*** RECORDS SHOWN ***
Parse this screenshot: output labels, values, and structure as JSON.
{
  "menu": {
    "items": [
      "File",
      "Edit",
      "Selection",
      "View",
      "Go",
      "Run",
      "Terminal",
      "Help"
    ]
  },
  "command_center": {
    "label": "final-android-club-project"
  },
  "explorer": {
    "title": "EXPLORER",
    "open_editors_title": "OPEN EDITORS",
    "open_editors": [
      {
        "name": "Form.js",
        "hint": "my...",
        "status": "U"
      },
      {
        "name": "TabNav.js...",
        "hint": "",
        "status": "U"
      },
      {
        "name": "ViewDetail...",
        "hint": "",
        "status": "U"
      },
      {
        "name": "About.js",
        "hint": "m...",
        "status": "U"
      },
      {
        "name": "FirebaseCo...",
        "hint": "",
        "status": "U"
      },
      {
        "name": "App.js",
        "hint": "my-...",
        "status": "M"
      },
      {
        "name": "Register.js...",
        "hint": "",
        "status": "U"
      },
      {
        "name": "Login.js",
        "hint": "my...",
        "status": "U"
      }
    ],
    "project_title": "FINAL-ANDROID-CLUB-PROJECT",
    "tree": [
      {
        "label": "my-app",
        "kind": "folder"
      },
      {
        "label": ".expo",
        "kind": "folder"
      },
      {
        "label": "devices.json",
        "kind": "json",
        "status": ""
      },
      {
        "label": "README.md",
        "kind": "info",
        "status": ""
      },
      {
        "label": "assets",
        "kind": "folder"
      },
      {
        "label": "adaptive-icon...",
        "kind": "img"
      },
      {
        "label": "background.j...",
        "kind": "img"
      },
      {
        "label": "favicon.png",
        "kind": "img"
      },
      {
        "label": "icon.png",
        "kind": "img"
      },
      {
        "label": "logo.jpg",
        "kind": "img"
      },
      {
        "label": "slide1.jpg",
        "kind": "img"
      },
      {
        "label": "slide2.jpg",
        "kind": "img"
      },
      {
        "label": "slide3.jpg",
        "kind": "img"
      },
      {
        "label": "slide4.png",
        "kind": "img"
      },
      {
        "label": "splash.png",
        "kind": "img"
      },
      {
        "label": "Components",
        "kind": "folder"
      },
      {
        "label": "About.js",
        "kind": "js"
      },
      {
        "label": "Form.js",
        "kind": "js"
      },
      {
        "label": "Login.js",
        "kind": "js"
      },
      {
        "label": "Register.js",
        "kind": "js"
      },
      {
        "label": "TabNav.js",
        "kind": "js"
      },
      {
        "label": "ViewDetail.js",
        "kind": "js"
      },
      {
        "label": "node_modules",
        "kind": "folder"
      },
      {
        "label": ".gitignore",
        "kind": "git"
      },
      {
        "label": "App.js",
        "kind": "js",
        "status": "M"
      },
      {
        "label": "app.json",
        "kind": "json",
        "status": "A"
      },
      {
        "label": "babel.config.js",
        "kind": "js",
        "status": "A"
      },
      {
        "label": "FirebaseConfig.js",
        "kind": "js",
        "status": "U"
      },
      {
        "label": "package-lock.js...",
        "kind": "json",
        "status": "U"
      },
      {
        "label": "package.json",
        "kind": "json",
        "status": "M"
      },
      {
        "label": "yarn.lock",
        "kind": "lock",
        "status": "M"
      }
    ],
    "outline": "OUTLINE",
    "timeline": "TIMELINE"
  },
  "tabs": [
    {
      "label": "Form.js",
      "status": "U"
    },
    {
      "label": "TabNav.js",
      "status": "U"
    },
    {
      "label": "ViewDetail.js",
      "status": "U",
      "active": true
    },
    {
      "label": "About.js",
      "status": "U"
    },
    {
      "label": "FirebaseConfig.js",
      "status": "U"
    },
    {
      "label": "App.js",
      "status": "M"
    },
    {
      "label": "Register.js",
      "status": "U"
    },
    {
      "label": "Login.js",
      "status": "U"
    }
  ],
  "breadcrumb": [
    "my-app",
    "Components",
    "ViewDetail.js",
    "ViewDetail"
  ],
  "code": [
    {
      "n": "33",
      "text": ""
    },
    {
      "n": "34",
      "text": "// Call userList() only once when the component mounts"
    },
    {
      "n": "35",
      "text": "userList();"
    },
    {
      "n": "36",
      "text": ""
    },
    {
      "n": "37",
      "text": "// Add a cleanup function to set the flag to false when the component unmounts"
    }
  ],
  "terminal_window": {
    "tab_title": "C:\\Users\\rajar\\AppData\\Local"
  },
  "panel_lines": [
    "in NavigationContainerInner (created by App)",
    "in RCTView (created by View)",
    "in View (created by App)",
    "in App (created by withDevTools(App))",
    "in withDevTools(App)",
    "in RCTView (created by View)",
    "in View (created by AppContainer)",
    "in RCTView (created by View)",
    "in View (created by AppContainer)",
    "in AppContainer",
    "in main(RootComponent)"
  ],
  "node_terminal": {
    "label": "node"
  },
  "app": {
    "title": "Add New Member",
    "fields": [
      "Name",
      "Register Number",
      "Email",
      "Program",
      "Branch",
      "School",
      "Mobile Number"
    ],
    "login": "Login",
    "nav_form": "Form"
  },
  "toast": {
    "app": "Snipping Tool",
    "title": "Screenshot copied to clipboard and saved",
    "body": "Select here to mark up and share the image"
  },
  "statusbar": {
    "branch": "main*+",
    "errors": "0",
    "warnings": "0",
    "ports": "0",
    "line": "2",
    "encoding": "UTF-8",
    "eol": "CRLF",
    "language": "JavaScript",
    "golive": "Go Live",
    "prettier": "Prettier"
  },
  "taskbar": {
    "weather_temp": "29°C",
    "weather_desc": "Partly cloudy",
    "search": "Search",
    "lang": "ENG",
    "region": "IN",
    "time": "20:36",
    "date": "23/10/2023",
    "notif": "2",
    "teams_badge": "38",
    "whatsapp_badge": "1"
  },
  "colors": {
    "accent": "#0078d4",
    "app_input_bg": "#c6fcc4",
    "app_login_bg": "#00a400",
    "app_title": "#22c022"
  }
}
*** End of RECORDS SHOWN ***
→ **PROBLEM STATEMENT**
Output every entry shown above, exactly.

→ **COMPLETED TASK**
Parse this screenshot: output labels, values, and structure as JSON.
{
  "menu": {
    "items": [
      "File",
      "Edit",
      "Selection",
      "View",
      "Go",
      "Run",
      "Terminal",
      "Help"
    ]
  },
  "command_center": {
    "label": "final-android-club-project"
  },
  "explorer": {
    "title": "EXPLORER",
    "open_editors_title": "OPEN EDITORS",
    "open_editors": [
      {
        "name": "Form.js",
        "hint": "my...",
        "status": "U"
      },
      {
        "name": "TabNav.js...",
        "hint": "",
        "status": "U"
      },
      {
        "name": "ViewDetail...",
        "hint": "",
        "status": "U"
      },
      {
        "name": "About.js",
        "hint": "m...",
        "status": "U"
      },
      {
        "name": "FirebaseCo...",
        "hint": "",
        "status": "U"
      },
      {
        "name": "App.js",
        "hint": "my-...",
        "status": "M"
      },
      {
        "name": "Register.js...",
        "hint": "",
        "status": "U"
      },
      {
        "name": "Login.js",
        "hint": "my...",
        "status": "U"
      }
    ],
    "project_title": "FINAL-ANDROID-CLUB-PROJECT",
    "tree": [
      {
        "label": "my-app",
        "kind": "folder"
      },
      {
        "label": ".expo",
        "kind": "folder"
      },
      {
        "label": "devices.json",
        "kind": "json",
        "status": ""
      },
      {
        "label": "README.md",
        "kind": "info",
        "status": ""
      },
      {
        "label": "assets",
        "kind": "folder"
      },
      {
        "label": "adaptive-icon...",
        "kind": "img"
      },
      {
        "label": "background.j...",
        "kind": "img"
      },
      {
        "label": "favicon.png",
        "kind": "img"
      },
      {
        "label": "icon.png",
        "kind": "img"
      },
      {
        "label": "logo.jpg",
        "kind": "img"
      },
      {
        "label": "slide1.jpg",
        "kind": "img"
      },
      {
        "label": "slide2.jpg",
        "kind": "img"
      },
      {
        "label": "slide3.jpg",
        "kind": "img"
      },
      {
        "label": "slide4.png",
        "kind": "img"
      },
      {
        "label": "splash.png",
        "kind": "img"
      },
      {
        "label": "Components",
        "kind": "folder"
      },
      {
        "label": "About.js",
        "kind": "js"
      },
      {
        "label": "Form.js",
        "kind": "js"
      },
      {
        "label": "Login.js",
        "kind": "js"
      },
      {
        "label": "Register.js",
        "kind": "js"
      },
      {
        "label": "TabNav.js",
        "kind": "js"
      },
      {
        "label": "ViewDetail.js",
        "kind": "js"
      },
      {
        "label": "node_modules",
        "kind": "folder"
      },
      {
        "label": ".gitignore",
        "kind": "git"
      },
      {
        "label": "App.js",
        "kind": "js",
        "status": "M"
      },
      {
        "label": "app.json",
        "kind": "json",
        "status": "A"
      },
      {
        "label": "babel.config.js",
        "kind": "js",
        "status": "A"
      },
      {
        "label": "FirebaseConfig.js",
        "kind": "js",
        "status": "U"
      },
      {
        "label": "package-lock.js...",
        "kind": "json",
        "status": "U"
      },
      {
        "label": "package.json",
        "kind": "json",
        "status": "M"
      },
      {
        "label": "yarn.lock",
        "kind": "lock",
        "status": "M"
      }
    ],
    "outline": "OUTLINE",
    "timeline": "TIMELINE"
  },
  "tabs": [
    {
      "label": "Form.js",
      "status": "U"
    },
    {
      "label": "TabNav.js",
      "status": "U"
    },
    {
      "label": "ViewDetail.js",
      "status": "U",
      "active": true
    },
    {
      "label": "About.js",
      "status": "U"
    },
    {
      "label": "FirebaseConfig.js",
      "status": "U"
    },
    {
      "label": "App.js",
      "status": "M"
    },
    {
      "label": "Register.js",
      "status": "U"
    },
    {
      "label": "Login.js",
      "status": "U"
    }
  ],
  "breadcrumb": [
    "my-app",
    "Components",
    "ViewDetail.js",
    "ViewDetail"
  ],
  "code": [
    {
      "n": "33",
      "text": ""
    },
    {
      "n": "34",
      "text": "// Call userList() only once when the component mounts"
    },
    {
      "n": "35",
      "text": "userList();"
    },
    {
      "n": "36",
      "text": ""
    },
    {
      "n": "37",
      "text": "// Add a cleanup function to set the flag to false when the component unmounts"
    }
  ],
  "terminal_window": {
    "tab_title": "C:\\Users\\rajar\\AppData\\Local"
  },
  "panel_lines": [
    "in NavigationContainerInner (created by App)",
    "in RCTView (created by View)",
    "in View (created by App)",
    "in App (created by withDevTools(App))",
    "in withDevTools(App)",
    "in RCTView (created by View)",
    "in View (created by AppContainer)",
    "in RCTView (created by View)",
    "in View (created by AppContainer)",
    "in AppContainer",
    "in main(RootComponent)"
  ],
  "node_terminal": {
    "label": "node"
  },
  "app": {
    "title": "Add New Member",
    "fields": [
      "Name",
      "Register Number",
      "Email",
      "Program",
      "Branch",
      "School",
      "Mobile Number"
    ],
    "login": "Login",
    "nav_form": "Form"
  },
  "toast": {
    "app": "Snipping Tool",
    "title": "Screenshot copied to clipboard and saved",
    "body": "Select here to mark up and share the image"
  },
  "statusbar": {
    "branch": "main*+",
    "errors": "0",
    "warnings": "0",
    "ports": "0",
    "line": "2",
    "encoding": "UTF-8",
    "eol": "CRLF",
    "language": "JavaScript",
    "golive": "Go Live",
    "prettier": "Prettier"
  },
  "taskbar": {
    "weather_temp": "29°C",
    "weather_desc": "Partly cloudy",
    "search": "Search",
    "lang": "ENG",
    "region": "IN",
    "time": "20:36",
    "date": "23/10/2023",
    "notif": "2",
    "teams_badge": "38",
    "whatsapp_badge": "1"
  },
  "colors": {
    "accent": "#0078d4",
    "app_input_bg": "#c6fcc4",
    "app_login_bg": "#00a400",
    "app_title": "#22c022"
  }
}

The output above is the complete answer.